Analysts say liquidity crunch, more economic activities drove borrowing rate
The high rate of illiquidity in the banking system has forced Nigerian retail and merchant banks to become dependent on the Central Bank of Nigeria to cover their short-term liquidity positions, and this has led to an aggressive 315 percent rise to N24.53 trillion in their borrowings from the apex bank in just 11 months of 2021 (January and November). For the same period last year, the banks borrowed just N5.91 trillion, data from the CBN show.
According to the CBN data accessed by Business A.M., commercial and merchant banks’ borrowing through the Standing Lending Facility (SLF) rose by 315.2 percent to N12.23 trillion from N5.17 trillion, while borrowing through the Repo arrangement moved to N5.15 trillion from N735.14 billion, respectively, in the previous 11 months.
Analysts are attributing the development to the improved economic activities in the country. CBN governor, Godwin Emefiele, at the final MPC meeting for the year, had disclosed that money market rates oscillated within the standing facilities corridor, reflecting the prevailing liquidity conditions in the banking system.

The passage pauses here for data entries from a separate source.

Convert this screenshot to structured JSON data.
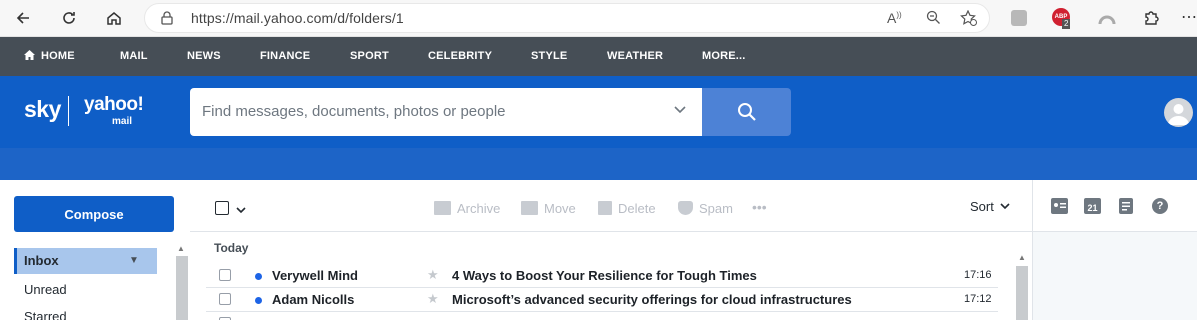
{
  "browser": {
    "url": "https://mail.yahoo.com/d/folders/1",
    "badge_count": "2",
    "badge_label": "ABP"
  },
  "nav": {
    "items": [
      "HOME",
      "MAIL",
      "NEWS",
      "FINANCE",
      "SPORT",
      "CELEBRITY",
      "STYLE",
      "WEATHER",
      "MORE..."
    ]
  },
  "header": {
    "logo_sky": "sky",
    "logo_yahoo": "yahoo!",
    "logo_mail": "mail",
    "search_placeholder": "Find messages, documents, photos or people"
  },
  "sidebar": {
    "compose_label": "Compose",
    "folders": [
      "Inbox",
      "Unread",
      "Starred"
    ]
  },
  "toolbar": {
    "archive": "Archive",
    "move": "Move",
    "delete": "Delete",
    "spam": "Spam",
    "more": "•••",
    "sort": "Sort"
  },
  "mail": {
    "group_label": "Today",
    "rows": [
      {
        "from": "Verywell Mind",
        "subject": "4 Ways to Boost Your Resilience for Tough Times",
        "time": "17:16",
        "unread": true
      },
      {
        "from": "Adam Nicolls",
        "subject": "Microsoft’s advanced security offerings for cloud infrastructures",
        "time": "17:12",
        "unread": true
      }
    ]
  },
  "rail": {
    "calendar_day": "21"
  },
  "colors": {
    "brand_blue": "#0f5ec7",
    "nav_gray": "#464e56",
    "unread_dot": "#1d64e6"
  }
}
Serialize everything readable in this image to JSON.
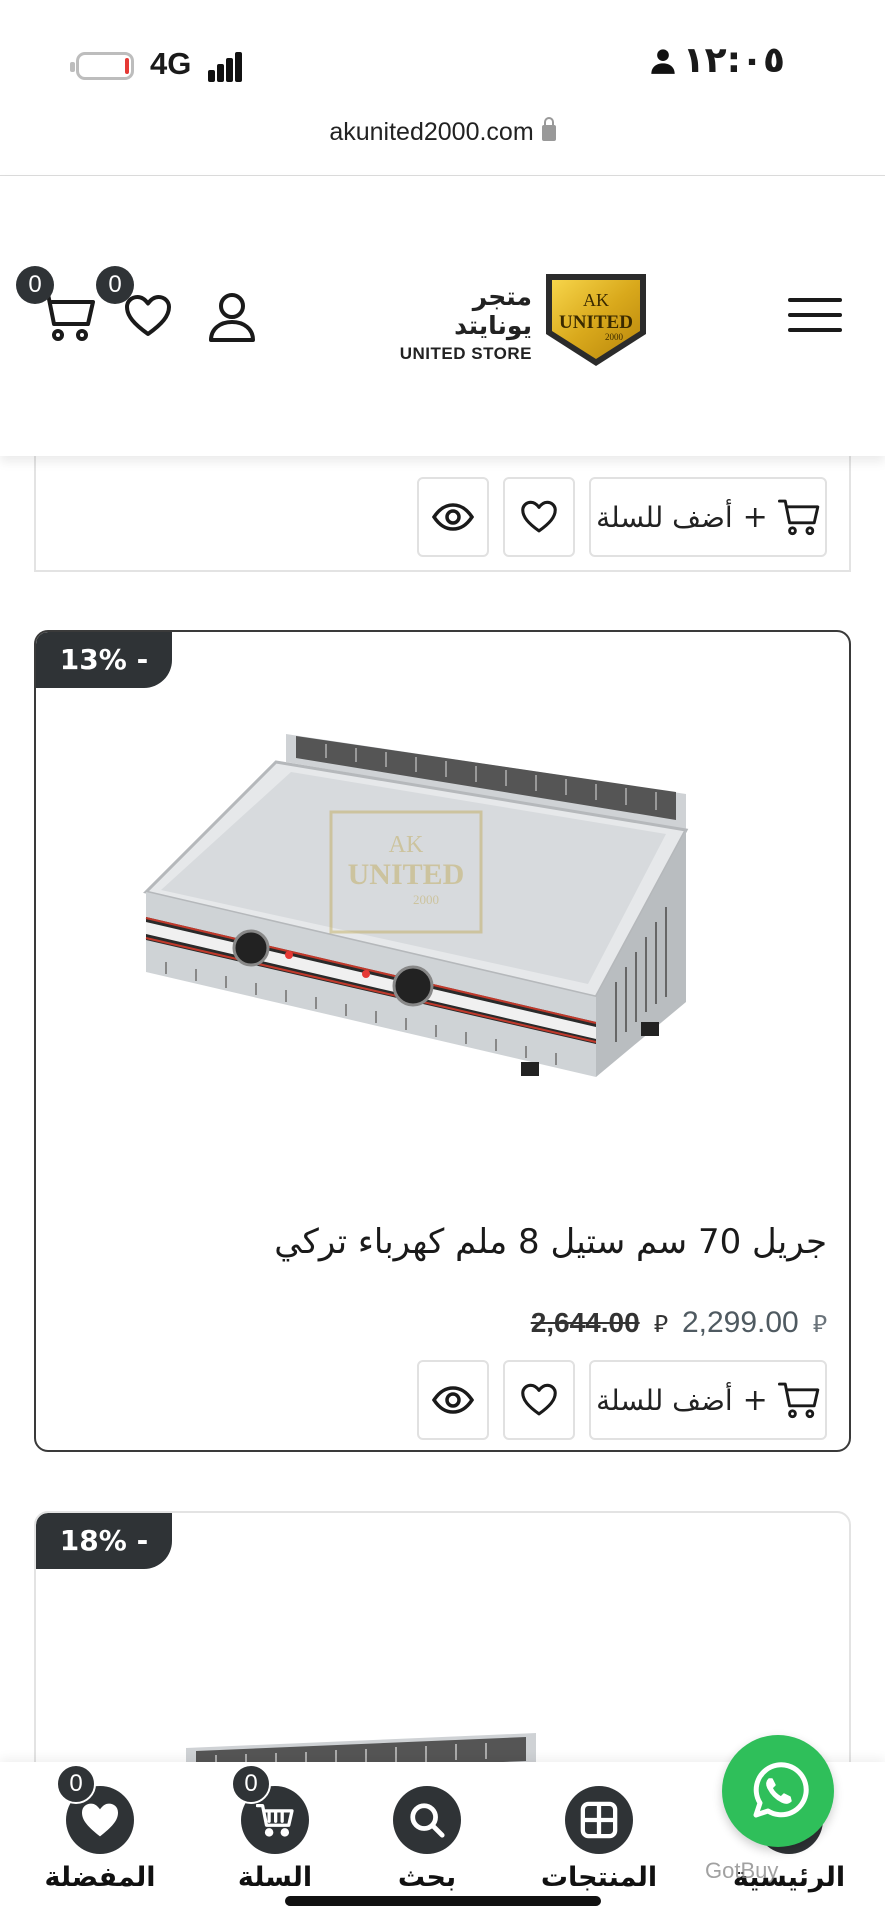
{
  "status_bar": {
    "network": "4G",
    "time": "١٢:٠٥",
    "url": "akunited2000.com"
  },
  "header": {
    "cart_count": "0",
    "wishlist_count": "0",
    "logo_arabic": "متجر يونايتد",
    "logo_english": "UNITED STORE",
    "logo_badge_top": "AK",
    "logo_badge_main": "UNITED",
    "logo_badge_sub": "2000"
  },
  "previous_product": {
    "add_to_cart_label": "أضف للسلة"
  },
  "product": {
    "discount": "- 13%",
    "title": "جريل 70 سم ستيل 8 ملم كهرباء تركي",
    "price_new": "2,299.00",
    "price_old": "2,644.00",
    "currency_symbol": "⃁",
    "add_to_cart_label": "أضف للسلة",
    "image_watermark_top": "AK",
    "image_watermark_main": "UNITED",
    "image_watermark_sub": "2000"
  },
  "next_product": {
    "discount": "- 18%"
  },
  "bottom_nav": {
    "items": [
      {
        "label": "المفضلة",
        "icon": "heart-icon",
        "badge": "0"
      },
      {
        "label": "السلة",
        "icon": "cart-icon",
        "badge": "0"
      },
      {
        "label": "بحث",
        "icon": "search-icon"
      },
      {
        "label": "المنتجات",
        "icon": "grid-icon"
      },
      {
        "label": "الرئيسية",
        "icon": "home-icon"
      }
    ]
  },
  "watermark": "GotBuy",
  "colors": {
    "dark": "#2f3336",
    "whatsapp": "#2fbf5a",
    "price": "#4f5a61"
  }
}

The apex bank has two short-term windows, the Standing Lending Facility and Repo Lending, for lending to the banks. While the CBN lends money to banks through the SLF at an interest rate of 100 basis points above the Monetary Policy Rate (MPR) of 13 percent, it also lends money to the banks through Repurchase (Repo) arrangement, which involves the purchase of banks’ securities with the agreement to sell back at a specific date and at a higher price.
Responding to the increase in the rate of borrowing from the CBN by the deposit money banks, David Adnori, managing director, HighCap Securities Limited, said, “The reasons why banks borrow from the CBN has to do with the booming economy as opportunities are increasing in the banks. There are always demands on banks for credits as borrowers go to banks to access funds. The banks’ balance might not be enough to meet customers’ [demands], forcing them to borrow from CBN to lend to customers demanding credit. The CBN itself may not have much money and it might issue new money and borrow it from the banks, which the bank will lend to customers. That is the method in which money is printed by CBN in a normal economy. These are routes through which new money enters the economy.”
He further explained that when there is a liquidity crunch in the system, depositors always give money to banks, adding that the bank will try to access funds through the inter-bank market and if they cannot, they try CBN as the lender of last resort to borrow money in order to boost their liquidity position.
Wole Adeyeye, an analyst at PAC Securities also asserted that, “Last year, the COVID-19 pandemic resulted in a lockdown of economic activities and restriction of movements in many states. Most businesses were adversely affected as the country witnessed an economic recession in 2020. However, the increase in vaccination in 2021 resulted in improved economic activities.
“Most companies in the real sector increased their borrowing during this period to meet the rising demand. Consequently, the GDP maintained positive growth in 2021. It could be that there was no opportunity in the economy to finance a project needed for them to access liquidity from the SLF of the CBN,” he further stated.
To this end, many analysts have noted that liquidity crunch has become a major driving factor causing Nigerian banks and merchant banks in the same vein to cry to the Central Bank for liquidity aid in times of short-term and long term liquidity needs over the years.